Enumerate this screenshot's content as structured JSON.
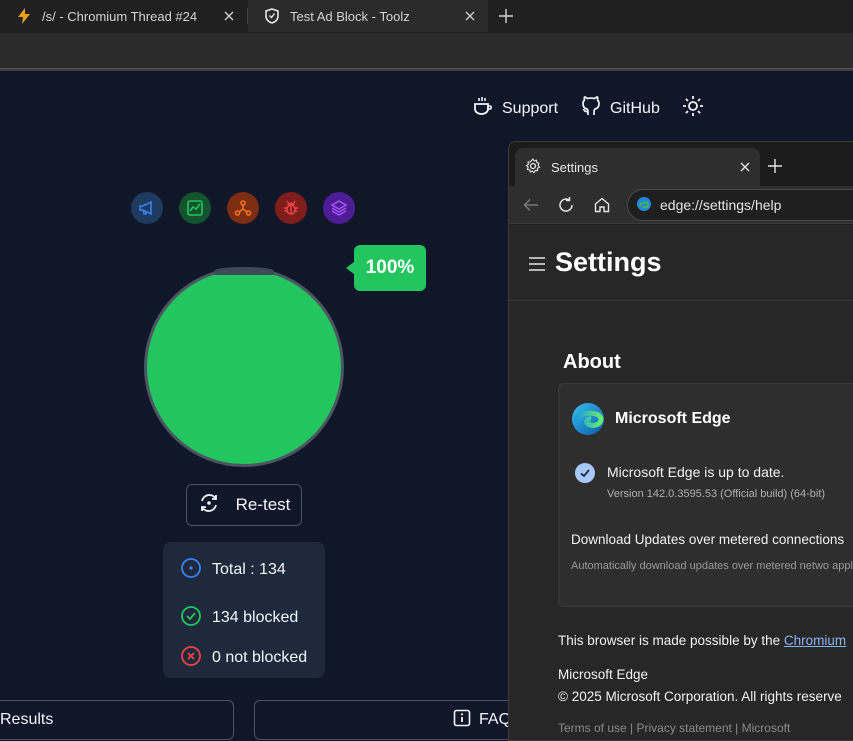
{
  "browser": {
    "tabs": [
      {
        "title": "/s/ - Chromium Thread #24",
        "icon": "lightning-icon"
      },
      {
        "title": "Test Ad Block - Toolz",
        "icon": "shield-icon"
      }
    ]
  },
  "page": {
    "nav": {
      "support": "Support",
      "github": "GitHub"
    },
    "result_percent": "100%",
    "retest_label": "Re-test",
    "stats": {
      "total": "Total : 134",
      "blocked": "134 blocked",
      "not_blocked": "0 not blocked"
    },
    "bottom": {
      "results": "Results",
      "faq": "FAQ"
    },
    "colors": {
      "success": "#22c55e",
      "danger": "#ef4444",
      "info": "#3b82f6"
    }
  },
  "edge_window": {
    "tab_title": "Settings",
    "address": "edge://settings/help",
    "page_title": "Settings",
    "section": "About",
    "product": "Microsoft Edge",
    "status": "Microsoft Edge is up to date.",
    "version": "Version 142.0.3595.53 (Official build) (64-bit)",
    "metered_title": "Download Updates over metered connections",
    "metered_desc": "Automatically download updates over metered netwo apply.",
    "made_possible_prefix": "This browser is made possible by the",
    "chromium_link": "Chromium",
    "footer_product": "Microsoft Edge",
    "copyright": "© 2025 Microsoft Corporation. All rights reserve",
    "footer_links": "Terms of use | Privacy statement | Microsoft"
  }
}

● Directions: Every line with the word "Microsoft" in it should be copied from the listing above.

● Completed task:
    "product": "Microsoft Edge",
    "status": "Microsoft Edge is up to date.",
    "footer_product": "Microsoft Edge",
    "copyright": "© 2025 Microsoft Corporation. All rights reserve",
    "footer_links": "Terms of use | Privacy statement | Microsoft"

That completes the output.